#### The task:
Could you return every line of the records below that contains the word "document"?

#### Excerpted records:
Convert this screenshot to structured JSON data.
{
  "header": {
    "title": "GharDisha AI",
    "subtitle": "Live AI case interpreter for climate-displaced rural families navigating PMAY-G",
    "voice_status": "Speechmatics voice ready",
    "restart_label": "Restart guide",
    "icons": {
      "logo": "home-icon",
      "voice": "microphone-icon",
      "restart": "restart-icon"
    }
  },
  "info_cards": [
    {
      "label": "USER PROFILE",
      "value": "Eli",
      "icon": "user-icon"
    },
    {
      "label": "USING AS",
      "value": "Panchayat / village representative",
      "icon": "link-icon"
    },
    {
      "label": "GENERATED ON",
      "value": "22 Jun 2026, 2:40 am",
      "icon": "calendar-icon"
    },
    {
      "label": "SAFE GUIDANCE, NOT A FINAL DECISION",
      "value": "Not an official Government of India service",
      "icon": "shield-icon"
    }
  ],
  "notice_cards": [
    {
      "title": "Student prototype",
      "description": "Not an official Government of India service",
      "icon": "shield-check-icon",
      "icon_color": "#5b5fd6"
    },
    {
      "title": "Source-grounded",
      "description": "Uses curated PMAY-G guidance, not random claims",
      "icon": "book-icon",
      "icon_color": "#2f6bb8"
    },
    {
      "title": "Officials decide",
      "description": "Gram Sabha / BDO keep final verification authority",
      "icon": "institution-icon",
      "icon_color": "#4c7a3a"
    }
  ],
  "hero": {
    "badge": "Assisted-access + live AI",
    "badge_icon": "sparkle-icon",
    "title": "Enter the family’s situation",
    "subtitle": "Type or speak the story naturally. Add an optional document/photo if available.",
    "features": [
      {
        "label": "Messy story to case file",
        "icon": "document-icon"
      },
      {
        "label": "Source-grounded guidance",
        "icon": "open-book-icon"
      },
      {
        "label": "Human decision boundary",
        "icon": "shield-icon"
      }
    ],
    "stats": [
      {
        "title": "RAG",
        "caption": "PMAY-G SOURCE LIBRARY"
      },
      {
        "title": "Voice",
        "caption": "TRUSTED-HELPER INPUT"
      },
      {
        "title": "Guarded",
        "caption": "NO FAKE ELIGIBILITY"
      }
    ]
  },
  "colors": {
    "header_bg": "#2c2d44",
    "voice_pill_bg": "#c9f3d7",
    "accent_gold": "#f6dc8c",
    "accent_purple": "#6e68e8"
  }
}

#### Answer for this exercise:
    "subtitle": "Type or speak the story naturally. Add an optional document/photo if available.",
        "icon": "document-icon"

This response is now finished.